[Records from a collection]
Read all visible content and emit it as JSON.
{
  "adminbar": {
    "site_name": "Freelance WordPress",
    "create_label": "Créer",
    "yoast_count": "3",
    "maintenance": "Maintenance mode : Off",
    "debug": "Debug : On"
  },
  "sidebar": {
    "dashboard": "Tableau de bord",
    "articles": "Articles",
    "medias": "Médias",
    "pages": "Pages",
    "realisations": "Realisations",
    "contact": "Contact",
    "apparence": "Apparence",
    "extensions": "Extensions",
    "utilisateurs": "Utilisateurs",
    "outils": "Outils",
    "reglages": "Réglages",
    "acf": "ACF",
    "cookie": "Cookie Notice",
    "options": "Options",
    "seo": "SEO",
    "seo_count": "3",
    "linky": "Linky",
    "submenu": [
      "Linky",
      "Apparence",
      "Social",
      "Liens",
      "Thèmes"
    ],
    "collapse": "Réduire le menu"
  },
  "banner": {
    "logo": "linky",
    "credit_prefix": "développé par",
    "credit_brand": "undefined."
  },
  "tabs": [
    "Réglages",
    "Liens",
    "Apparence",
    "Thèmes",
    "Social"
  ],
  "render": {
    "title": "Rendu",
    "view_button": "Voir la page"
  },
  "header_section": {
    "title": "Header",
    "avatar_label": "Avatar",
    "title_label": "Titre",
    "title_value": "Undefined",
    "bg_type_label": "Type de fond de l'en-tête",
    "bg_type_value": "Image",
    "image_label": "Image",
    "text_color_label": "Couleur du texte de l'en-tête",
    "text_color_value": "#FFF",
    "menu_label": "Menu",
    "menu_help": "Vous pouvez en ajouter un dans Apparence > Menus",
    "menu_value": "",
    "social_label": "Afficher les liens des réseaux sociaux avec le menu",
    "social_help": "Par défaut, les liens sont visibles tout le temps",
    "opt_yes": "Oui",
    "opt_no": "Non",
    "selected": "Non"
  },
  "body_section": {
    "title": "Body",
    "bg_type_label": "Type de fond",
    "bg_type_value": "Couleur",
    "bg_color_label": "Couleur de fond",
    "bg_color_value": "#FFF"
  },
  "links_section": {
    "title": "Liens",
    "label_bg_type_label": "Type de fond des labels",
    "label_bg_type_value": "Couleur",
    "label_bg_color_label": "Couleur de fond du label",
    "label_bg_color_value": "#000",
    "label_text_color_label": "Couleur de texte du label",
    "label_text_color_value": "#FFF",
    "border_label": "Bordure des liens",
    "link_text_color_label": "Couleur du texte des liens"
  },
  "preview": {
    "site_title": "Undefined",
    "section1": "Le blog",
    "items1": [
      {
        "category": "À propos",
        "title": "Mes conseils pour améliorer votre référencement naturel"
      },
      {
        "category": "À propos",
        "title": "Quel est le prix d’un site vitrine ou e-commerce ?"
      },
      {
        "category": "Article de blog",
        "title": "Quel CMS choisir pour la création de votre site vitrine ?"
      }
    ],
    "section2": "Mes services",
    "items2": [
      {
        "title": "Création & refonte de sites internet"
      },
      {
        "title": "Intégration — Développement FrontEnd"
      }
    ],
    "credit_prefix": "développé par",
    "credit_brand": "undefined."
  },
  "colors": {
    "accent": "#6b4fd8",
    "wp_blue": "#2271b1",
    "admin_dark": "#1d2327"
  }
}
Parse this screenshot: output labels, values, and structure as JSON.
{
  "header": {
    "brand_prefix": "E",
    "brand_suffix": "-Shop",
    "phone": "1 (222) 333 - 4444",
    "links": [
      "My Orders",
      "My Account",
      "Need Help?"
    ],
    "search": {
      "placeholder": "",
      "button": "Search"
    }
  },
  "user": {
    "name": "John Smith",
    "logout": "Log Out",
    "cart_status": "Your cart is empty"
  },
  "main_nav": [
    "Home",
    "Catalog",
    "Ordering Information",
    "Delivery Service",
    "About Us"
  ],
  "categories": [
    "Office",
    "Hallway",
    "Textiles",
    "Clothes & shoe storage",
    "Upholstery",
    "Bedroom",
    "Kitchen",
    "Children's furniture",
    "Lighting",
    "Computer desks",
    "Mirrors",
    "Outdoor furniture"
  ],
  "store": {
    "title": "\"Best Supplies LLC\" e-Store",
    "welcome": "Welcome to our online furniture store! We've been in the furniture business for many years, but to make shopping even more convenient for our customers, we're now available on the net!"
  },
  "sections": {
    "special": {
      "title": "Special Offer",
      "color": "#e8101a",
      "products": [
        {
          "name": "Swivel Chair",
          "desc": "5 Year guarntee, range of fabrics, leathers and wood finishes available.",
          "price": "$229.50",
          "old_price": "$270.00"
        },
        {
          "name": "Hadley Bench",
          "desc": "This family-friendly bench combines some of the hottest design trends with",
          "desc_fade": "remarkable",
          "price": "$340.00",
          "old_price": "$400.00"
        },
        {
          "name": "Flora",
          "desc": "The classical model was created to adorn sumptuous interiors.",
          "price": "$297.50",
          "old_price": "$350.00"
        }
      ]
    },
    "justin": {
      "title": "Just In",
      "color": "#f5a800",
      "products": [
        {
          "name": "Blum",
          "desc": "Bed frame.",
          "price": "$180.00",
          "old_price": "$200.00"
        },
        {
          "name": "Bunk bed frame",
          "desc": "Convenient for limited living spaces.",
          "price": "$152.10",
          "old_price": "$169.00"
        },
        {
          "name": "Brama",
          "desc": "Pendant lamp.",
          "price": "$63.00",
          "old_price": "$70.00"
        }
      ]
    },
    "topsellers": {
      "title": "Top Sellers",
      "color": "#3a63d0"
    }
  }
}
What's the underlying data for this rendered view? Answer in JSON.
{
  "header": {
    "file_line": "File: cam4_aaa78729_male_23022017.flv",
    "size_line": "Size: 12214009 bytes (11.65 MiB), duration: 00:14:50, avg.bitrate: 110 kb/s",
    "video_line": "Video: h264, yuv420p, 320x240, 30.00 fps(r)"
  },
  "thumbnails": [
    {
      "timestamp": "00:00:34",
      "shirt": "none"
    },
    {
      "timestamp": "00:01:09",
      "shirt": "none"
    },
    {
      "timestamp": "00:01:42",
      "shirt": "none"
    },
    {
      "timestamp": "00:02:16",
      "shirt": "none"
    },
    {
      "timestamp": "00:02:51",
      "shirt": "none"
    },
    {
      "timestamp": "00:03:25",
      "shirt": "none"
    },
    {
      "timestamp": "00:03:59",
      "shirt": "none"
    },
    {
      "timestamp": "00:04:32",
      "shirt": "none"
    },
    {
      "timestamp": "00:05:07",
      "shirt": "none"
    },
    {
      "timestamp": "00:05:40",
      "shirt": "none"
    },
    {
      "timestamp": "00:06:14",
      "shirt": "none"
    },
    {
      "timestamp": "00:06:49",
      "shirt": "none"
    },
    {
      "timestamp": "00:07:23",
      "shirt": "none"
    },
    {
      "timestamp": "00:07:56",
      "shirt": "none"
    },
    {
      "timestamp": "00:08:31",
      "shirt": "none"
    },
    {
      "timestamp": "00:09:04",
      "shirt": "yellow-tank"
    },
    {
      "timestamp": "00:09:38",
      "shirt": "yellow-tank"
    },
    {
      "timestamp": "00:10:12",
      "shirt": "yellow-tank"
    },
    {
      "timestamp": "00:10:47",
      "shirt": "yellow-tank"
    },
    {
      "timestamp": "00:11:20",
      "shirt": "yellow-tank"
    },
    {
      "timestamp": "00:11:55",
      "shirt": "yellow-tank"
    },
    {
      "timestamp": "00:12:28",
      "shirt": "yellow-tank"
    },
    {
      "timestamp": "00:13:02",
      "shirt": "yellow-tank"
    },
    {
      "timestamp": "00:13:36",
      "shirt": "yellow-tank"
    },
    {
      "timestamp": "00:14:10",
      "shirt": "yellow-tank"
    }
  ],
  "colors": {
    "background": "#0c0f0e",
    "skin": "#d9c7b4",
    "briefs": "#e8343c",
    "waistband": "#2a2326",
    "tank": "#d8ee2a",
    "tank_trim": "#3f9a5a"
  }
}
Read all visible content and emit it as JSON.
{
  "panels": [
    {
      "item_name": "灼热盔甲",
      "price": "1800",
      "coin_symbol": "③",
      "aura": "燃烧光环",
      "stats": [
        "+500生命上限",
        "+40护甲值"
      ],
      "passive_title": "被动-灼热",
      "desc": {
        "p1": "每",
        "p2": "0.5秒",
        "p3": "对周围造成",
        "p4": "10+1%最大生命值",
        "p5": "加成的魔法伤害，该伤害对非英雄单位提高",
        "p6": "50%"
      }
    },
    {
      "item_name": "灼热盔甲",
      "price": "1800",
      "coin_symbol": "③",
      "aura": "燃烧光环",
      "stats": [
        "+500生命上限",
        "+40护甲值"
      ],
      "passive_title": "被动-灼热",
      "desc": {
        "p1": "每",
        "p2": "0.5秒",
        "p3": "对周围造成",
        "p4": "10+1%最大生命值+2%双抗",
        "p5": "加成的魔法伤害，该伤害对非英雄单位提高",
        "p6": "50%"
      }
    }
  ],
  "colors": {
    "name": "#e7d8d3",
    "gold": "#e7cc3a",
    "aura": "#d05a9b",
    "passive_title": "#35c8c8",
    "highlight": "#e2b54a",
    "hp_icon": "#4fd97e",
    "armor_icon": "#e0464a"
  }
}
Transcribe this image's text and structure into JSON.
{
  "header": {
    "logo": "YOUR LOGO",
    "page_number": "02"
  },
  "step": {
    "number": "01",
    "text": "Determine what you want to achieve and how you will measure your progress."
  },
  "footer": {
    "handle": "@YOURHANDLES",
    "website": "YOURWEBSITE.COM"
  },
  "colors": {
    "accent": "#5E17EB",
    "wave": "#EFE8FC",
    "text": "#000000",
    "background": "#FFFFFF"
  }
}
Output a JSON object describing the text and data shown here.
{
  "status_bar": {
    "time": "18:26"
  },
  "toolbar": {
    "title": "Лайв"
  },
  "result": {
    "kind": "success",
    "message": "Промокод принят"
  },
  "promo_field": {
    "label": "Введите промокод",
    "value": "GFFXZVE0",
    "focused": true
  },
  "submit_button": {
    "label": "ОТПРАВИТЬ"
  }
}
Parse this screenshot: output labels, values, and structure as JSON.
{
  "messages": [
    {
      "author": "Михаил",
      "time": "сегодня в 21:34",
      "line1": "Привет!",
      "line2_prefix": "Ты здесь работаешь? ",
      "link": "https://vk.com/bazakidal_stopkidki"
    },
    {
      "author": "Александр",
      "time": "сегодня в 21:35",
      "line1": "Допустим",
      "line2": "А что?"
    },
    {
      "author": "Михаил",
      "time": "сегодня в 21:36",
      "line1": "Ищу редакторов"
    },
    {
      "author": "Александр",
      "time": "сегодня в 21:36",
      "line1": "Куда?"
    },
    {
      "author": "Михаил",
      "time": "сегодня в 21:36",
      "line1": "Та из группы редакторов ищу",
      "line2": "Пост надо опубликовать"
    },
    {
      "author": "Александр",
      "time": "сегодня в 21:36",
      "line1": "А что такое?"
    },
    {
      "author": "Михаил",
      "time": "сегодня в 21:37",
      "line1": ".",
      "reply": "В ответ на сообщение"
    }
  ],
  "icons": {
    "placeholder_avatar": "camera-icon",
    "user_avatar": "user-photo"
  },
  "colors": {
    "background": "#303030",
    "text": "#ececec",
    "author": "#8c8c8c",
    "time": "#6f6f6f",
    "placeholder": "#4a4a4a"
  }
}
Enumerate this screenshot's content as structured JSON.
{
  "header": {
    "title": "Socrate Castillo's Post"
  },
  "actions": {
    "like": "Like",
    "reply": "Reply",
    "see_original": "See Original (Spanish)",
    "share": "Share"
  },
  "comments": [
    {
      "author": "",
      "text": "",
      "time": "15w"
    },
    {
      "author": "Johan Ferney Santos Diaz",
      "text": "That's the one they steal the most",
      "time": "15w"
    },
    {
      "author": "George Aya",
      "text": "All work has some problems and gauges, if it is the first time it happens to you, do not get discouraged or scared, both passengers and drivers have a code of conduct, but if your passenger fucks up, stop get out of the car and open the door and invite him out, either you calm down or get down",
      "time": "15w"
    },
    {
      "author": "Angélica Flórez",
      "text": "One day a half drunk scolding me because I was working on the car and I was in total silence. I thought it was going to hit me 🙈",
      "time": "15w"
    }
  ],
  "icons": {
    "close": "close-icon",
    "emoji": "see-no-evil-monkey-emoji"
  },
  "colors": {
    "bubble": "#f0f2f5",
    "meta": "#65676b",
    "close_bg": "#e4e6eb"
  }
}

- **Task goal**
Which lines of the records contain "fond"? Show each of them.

- **Result of the exercise**
    "bg_type_label": "Type de fond de l'en-tête",
    "bg_type_label": "Type de fond",
    "bg_color_label": "Couleur de fond",
    "label_bg_type_label": "Type de fond des labels",
    "label_bg_color_label": "Couleur de fond du label",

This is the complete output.